In November 2016 Frances Overmars reported:
‘While looking for birds this morning with the Werribee Bird Watchers a young koala was sighted in Upper Pinkerton, a first for this location.’
Three sightings since November 2015 indicate that perhaps Koalas are making Pinkerton their home, after many year’s absence. Upper Pinkerton is a relatively new addition to the reserve and has been the subject of intensive environmental restoration over the last few years, so it is especially welcome to see a Koala here!
‘Not only birds make their home in the woodlands. As well as numerous birds we found a Koala in Pinkerton Forest. This was a very large old Koala with a distinctive white collar & rufous flanks. The last Koala we saw in Pinkerton in 2016 was much smaller, without distinguishing markings & definitely a different individual. Although Koalas are not permanent residents of Pinkerton Forest, their presence here on occasion is clear evidence that they are resident in the Mt Cottrell/ Strathtulloh precinct.’
Koalas are still frequently seen in nearby Eynesbury Forest, which is a much larger woodland remnant. They are often seen during heat wave days when they come to the ornamental lake to drink. During prologued spells over 40 degrees the Koalas are especially affected by the heat. They are also seen crossing busy Eynesbury Road, placing them under threat of being killed by traffic.

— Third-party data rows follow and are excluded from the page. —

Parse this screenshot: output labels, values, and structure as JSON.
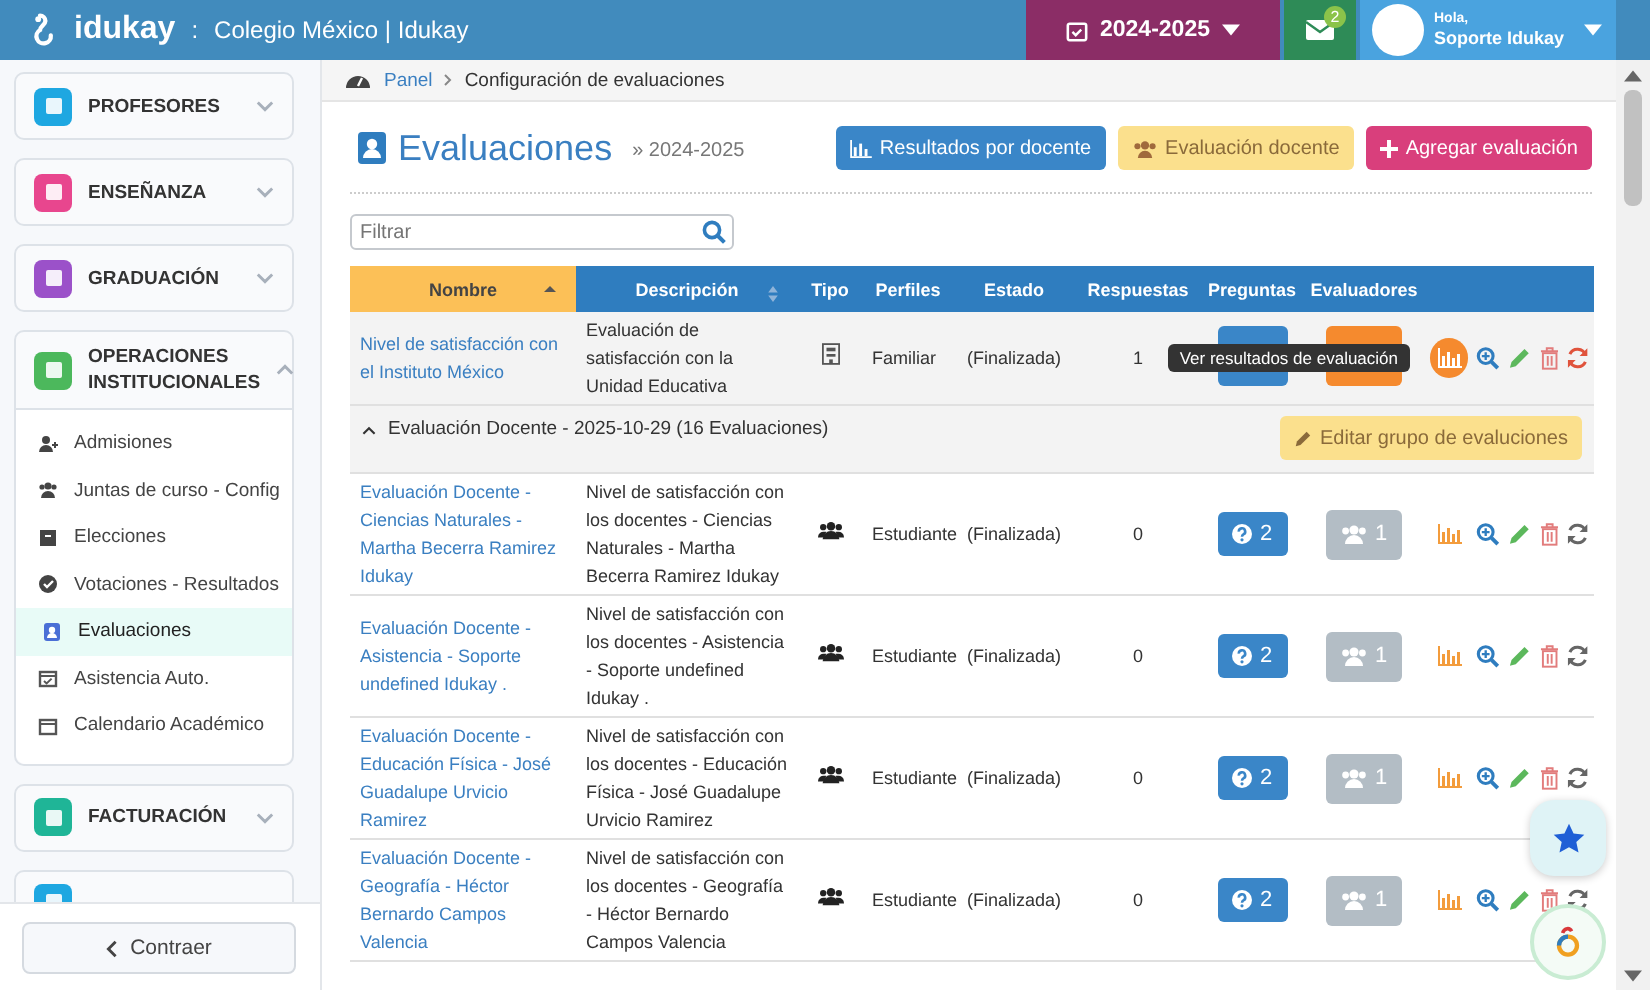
{
  "header": {
    "logo": "idukay",
    "separator": ":",
    "school": "Colegio México | Idukay",
    "year": "2024-2025",
    "mail_count": "2",
    "greeting": "Hola,",
    "user": "Soporte Idukay"
  },
  "sidebar": {
    "sections": [
      {
        "label": "PROFESORES",
        "color": "#1ea7e1",
        "expanded": false
      },
      {
        "label": "ENSEÑANZA",
        "color": "#e8468e",
        "expanded": false
      },
      {
        "label": "GRADUACIÓN",
        "color": "#9b51c9",
        "expanded": false
      },
      {
        "label": "OPERACIONES INSTITUCIONALES",
        "color": "#4cb85c",
        "expanded": true,
        "children": [
          {
            "label": "Admisiones",
            "kind": "user-plus",
            "selected": false
          },
          {
            "label": "Juntas de curso - Config",
            "kind": "users",
            "selected": false
          },
          {
            "label": "Elecciones",
            "kind": "box",
            "selected": false
          },
          {
            "label": "Votaciones - Resultados",
            "kind": "check",
            "selected": false
          },
          {
            "label": "Evaluaciones",
            "kind": "person",
            "selected": true
          },
          {
            "label": "Asistencia Auto.",
            "kind": "calendar-check",
            "selected": false
          },
          {
            "label": "Calendario Académico",
            "kind": "calendar",
            "selected": false
          }
        ]
      },
      {
        "label": "FACTURACIÓN",
        "color": "#1fb597",
        "expanded": false
      }
    ],
    "collapse": "Contraer"
  },
  "breadcrumb": [
    "Panel",
    "Configuración de evaluaciones"
  ],
  "title": "Evaluaciones",
  "subtitle": "» 2024-2025",
  "actions": [
    {
      "label": "Resultados por docente",
      "kind": "results"
    },
    {
      "label": "Evaluación docente",
      "kind": "teacher"
    },
    {
      "label": "Agregar evaluación",
      "kind": "add"
    }
  ],
  "filter": {
    "placeholder": "Filtrar"
  },
  "table": {
    "columns": [
      {
        "label": "Nombre",
        "selected": true,
        "sortable": true
      },
      {
        "label": "Descripción",
        "selected": false,
        "sortable": true
      },
      {
        "label": "Tipo",
        "selected": false,
        "sortable": false
      },
      {
        "label": "Perfiles",
        "selected": false,
        "sortable": false
      },
      {
        "label": "Estado",
        "selected": false,
        "sortable": false
      },
      {
        "label": "Respuestas",
        "selected": false,
        "sortable": false
      },
      {
        "label": "Preguntas",
        "selected": false,
        "sortable": false
      },
      {
        "label": "Evaluadores",
        "selected": false,
        "sortable": false
      }
    ],
    "rows": [
      {
        "kind": "institution",
        "name": "Nivel de satisfacción con el Instituto México",
        "description": "Evaluación de satisfacción con la Unidad Educativa",
        "profile": "Familiar",
        "status": "(Finalizada)",
        "responses": "1",
        "covered": true,
        "evaluators_active": true,
        "hovered": true,
        "tooltip": "Ver resultados de evaluación"
      }
    ],
    "groups": [
      {
        "label": "Evaluación Docente - 2025-10-29 (16 Evaluaciones)",
        "expanded": true,
        "button": "Editar grupo de evaluciones",
        "rows": [
          {
            "kind": "group",
            "name": "Evaluación Docente - Ciencias Naturales - Martha Becerra Ramirez Idukay",
            "description": "Nivel de satisfacción con los docentes - Ciencias Naturales - Martha Becerra Ramirez Idukay",
            "profile": "Estudiante",
            "status": "(Finalizada)",
            "responses": "0",
            "covered": false,
            "questions": "2",
            "evaluators": "1",
            "evaluators_active": false,
            "hovered": false
          },
          {
            "kind": "group",
            "name": "Evaluación Docente - Asistencia - Soporte undefined Idukay .",
            "description": "Nivel de satisfacción con los docentes - Asistencia - Soporte undefined Idukay .",
            "profile": "Estudiante",
            "status": "(Finalizada)",
            "responses": "0",
            "covered": false,
            "questions": "2",
            "evaluators": "1",
            "evaluators_active": false,
            "hovered": false
          },
          {
            "kind": "group",
            "name": "Evaluación Docente - Educación Física - José Guadalupe Urvicio Ramirez",
            "description": "Nivel de satisfacción con los docentes - Educación Física - José Guadalupe Urvicio Ramirez",
            "profile": "Estudiante",
            "status": "(Finalizada)",
            "responses": "0",
            "covered": false,
            "questions": "2",
            "evaluators": "1",
            "evaluators_active": false,
            "hovered": false
          },
          {
            "kind": "group",
            "name": "Evaluación Docente - Geografía - Héctor Bernardo Campos Valencia",
            "description": "Nivel de satisfacción con los docentes - Geografía - Héctor Bernardo Campos Valencia",
            "profile": "Estudiante",
            "status": "(Finalizada)",
            "responses": "0",
            "covered": false,
            "questions": "2",
            "evaluators": "1",
            "evaluators_active": false,
            "hovered": false
          }
        ]
      }
    ]
  }
}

Melton Gilgai Woodland to the north of Melton has also seen the occasional Koala. They have even been seen in Melton from time to time, as well as in trees beside Arnolds Creek. After bushfires they are often seen in odd places, no doubt looking for an unburnt home. Several Koala populations are said to have been destroyed by recent bushfires.
It is essential that local remnant bushland remnants be protected, not for Koalas but also for the other wildlife species that still survive here. It is also essential that we protect our local riversides as these provide wildlife corridors that link our local surviving bushland remnants.
Updated: Wednesday, 10 May 2017 15:24